Good examples include Beyonce, India Arie and Lupita Nyongo, who appear much lighter even though they don’t use bleaching or skin-lightening products.
What Began the Rise in Skin Bleaching?
Bleaching is predominant all over the world. However, the practice is more prevalent in regions where a majority of the population are dark skinned.
According to reports from the World Health organization (WHO), bleaching is fast-becoming a problem especially in Africa where it is seen as the norm.
The report indicates that Nigeria leads the pack with 77% of its women bleaching; Togo comes second with 59% while third-placed Senegal has 37% of its women bleaching. Men from these countries account for less than 10% but they are fast-embracing the practice and are doing it though not as openly as women. The BBC also reported that 33% of women in South Africa and 25% in Mali practice skin bleaching.
In the West, black women including Lil Kim, a popular rapper, confirmed to have bleached her skin while Azaelia Banks is a spokesmodel for a skin lightening cream known as “Whitenicious.”
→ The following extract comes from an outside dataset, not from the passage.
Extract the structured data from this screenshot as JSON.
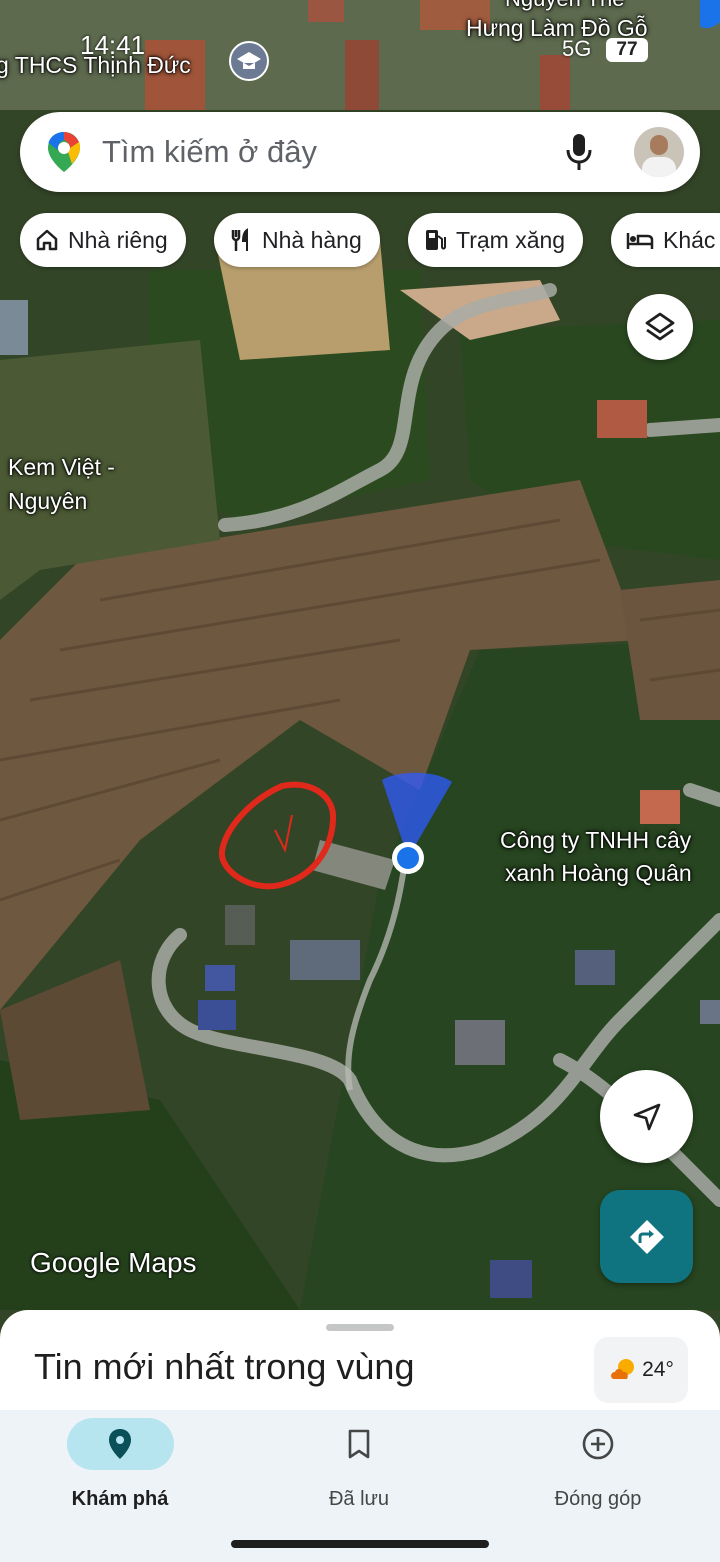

Women Do, But Men Are Catching Up!
Although men don’t bleach as much as women, the number of men using skin-lightening products is on the rise.
Michael Jackson is the most-recognized face when it comes to bleaching in men. At his time, it was unacceptable and he faced ridicule from the society.
However, nowadays men do it and are not ashamed to say so. Vybz Kartel, a famous Jamaican dancehall artist and songwriter underwent skin lightening treatment that saw more men also doing it.
Another celebrity that also bleached his skin was Sammy Sosa, a retired American baseball player.
In Congo, Africa, many men are into skin bleaching and they will openly purchase the products without fear of ridicule or intimidation.
Like women, most men said they use skin lightening creams so as to look more beautiful (in this case handsome) and attract ladies. Others say that their careers influenced them to do this as light skin was viewed as better than darker skin.
This is evident in the film, modeling, and entertainment industries. The rising cases of diseases attributed to using bleaching products have seen governments banning the importation of these skin lightening creams.
Products containing hydroquinone and mercury have been banned in the US, Europe, Asia and in some African countries. Recent bans occurred in Ghana and Ivory Coast as they step-up the war against illegal skin bleaching products.
Although women bleach more than men, there is a rise in number of men embracing skin bleaching.